* _EXERCISE_
What lines below mention the word "more"? Copy each one.

Top of INFORMATION PROVIDED

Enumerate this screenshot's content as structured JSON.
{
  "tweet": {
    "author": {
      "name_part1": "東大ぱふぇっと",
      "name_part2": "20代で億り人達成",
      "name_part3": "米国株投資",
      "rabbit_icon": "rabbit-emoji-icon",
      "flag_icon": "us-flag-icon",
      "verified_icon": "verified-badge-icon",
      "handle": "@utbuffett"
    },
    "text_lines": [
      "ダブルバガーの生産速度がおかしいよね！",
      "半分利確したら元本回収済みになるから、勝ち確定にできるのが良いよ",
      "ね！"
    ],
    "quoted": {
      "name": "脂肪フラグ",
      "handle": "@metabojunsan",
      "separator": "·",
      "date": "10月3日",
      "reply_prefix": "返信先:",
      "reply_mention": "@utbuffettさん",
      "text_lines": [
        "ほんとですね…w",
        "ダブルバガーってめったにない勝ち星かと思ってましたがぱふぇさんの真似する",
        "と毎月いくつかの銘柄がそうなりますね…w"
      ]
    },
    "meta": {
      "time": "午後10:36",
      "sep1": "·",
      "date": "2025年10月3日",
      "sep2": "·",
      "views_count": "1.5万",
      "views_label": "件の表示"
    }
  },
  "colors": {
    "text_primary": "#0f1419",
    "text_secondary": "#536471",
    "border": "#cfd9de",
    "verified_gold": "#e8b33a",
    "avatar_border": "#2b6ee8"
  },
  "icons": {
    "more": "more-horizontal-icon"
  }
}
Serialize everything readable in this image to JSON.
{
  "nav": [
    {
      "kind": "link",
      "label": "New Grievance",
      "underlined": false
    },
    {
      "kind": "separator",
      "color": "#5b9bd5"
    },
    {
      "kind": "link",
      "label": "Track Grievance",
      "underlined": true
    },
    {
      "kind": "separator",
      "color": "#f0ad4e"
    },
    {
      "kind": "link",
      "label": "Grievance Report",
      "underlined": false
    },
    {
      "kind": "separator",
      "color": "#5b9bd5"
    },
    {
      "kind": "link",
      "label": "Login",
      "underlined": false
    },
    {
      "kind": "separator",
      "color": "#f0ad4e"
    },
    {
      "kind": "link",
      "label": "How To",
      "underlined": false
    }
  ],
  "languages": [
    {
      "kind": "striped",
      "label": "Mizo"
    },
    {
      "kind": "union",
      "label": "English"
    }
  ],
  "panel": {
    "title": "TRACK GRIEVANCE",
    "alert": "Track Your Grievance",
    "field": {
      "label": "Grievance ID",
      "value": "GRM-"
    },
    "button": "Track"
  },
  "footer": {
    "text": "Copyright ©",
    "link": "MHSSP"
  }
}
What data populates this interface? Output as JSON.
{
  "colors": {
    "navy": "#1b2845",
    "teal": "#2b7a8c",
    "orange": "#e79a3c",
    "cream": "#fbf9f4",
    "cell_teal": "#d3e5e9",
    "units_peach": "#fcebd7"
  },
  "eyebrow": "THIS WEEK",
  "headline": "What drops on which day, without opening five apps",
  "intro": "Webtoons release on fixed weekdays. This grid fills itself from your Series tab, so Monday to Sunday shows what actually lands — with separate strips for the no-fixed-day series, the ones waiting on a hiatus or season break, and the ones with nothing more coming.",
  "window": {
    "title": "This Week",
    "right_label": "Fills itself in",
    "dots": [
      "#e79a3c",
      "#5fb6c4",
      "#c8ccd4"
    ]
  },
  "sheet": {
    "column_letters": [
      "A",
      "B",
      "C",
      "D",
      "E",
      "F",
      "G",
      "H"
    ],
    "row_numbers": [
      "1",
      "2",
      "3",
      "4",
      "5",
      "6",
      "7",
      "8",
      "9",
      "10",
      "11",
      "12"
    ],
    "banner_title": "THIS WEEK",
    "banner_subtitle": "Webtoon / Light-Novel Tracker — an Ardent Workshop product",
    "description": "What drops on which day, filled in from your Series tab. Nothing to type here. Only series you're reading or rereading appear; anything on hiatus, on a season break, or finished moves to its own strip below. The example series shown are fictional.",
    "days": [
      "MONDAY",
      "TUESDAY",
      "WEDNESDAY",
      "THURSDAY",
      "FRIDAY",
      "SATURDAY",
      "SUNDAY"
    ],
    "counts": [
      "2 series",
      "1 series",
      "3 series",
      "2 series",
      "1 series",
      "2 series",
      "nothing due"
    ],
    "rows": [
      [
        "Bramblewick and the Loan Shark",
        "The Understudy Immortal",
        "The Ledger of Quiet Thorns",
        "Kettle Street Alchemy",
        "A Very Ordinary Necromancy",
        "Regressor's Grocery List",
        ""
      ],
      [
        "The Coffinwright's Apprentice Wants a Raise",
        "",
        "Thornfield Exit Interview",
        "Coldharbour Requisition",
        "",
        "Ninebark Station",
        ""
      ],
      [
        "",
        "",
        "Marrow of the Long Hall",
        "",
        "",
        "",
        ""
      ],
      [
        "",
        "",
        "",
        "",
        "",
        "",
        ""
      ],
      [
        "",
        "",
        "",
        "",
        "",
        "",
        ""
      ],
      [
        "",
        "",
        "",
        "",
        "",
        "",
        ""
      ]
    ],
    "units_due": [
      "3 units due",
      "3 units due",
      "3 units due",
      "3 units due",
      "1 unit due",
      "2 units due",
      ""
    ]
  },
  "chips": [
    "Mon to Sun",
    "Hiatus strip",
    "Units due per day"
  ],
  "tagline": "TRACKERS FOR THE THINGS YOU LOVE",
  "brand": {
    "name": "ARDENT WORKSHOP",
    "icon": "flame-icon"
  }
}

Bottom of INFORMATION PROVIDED

* _EXPECTED ANSWER_
    "more": "more-horizontal-icon"
  "intro": "Webtoons release on fixed weekdays. This grid fills itself from your Series tab, so Monday to Sunday shows what actually lands — with separate strips for the no-fixed-day series, the ones waiting on a hiatus or season break, and the ones with nothing more coming.",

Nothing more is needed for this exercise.